◆ Exercise details ◆
Go line by line through the data below and count those that hold "Values". Return only the number.

★ ★ ★ ★ ★

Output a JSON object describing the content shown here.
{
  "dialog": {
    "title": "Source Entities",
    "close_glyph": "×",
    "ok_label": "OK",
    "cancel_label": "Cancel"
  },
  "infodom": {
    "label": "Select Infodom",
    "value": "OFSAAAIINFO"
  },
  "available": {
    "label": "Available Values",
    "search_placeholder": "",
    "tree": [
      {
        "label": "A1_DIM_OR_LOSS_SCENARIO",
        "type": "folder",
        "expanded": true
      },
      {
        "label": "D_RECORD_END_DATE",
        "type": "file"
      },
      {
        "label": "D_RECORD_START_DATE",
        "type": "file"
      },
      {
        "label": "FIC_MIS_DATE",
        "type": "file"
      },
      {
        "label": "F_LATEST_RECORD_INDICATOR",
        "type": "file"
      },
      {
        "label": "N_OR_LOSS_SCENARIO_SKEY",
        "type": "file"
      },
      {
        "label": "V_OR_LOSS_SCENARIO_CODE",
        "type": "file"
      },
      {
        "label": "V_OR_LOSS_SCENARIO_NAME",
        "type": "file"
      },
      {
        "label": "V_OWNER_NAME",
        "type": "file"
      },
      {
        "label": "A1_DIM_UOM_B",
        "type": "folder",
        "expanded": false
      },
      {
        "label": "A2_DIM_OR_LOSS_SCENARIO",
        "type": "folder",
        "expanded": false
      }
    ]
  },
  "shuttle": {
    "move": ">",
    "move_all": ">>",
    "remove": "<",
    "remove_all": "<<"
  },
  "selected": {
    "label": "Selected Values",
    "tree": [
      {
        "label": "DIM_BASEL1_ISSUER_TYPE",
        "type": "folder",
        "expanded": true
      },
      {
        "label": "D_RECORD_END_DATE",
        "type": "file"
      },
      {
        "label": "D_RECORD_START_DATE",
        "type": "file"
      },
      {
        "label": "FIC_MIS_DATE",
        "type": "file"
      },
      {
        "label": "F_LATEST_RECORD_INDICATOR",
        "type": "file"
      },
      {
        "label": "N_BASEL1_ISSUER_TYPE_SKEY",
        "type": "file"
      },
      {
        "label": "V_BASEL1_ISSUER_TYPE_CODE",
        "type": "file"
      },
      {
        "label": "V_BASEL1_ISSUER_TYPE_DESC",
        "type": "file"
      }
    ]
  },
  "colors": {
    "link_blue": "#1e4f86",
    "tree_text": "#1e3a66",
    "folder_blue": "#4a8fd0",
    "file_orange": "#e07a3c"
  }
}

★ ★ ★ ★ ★

◆ The completed task ◆
2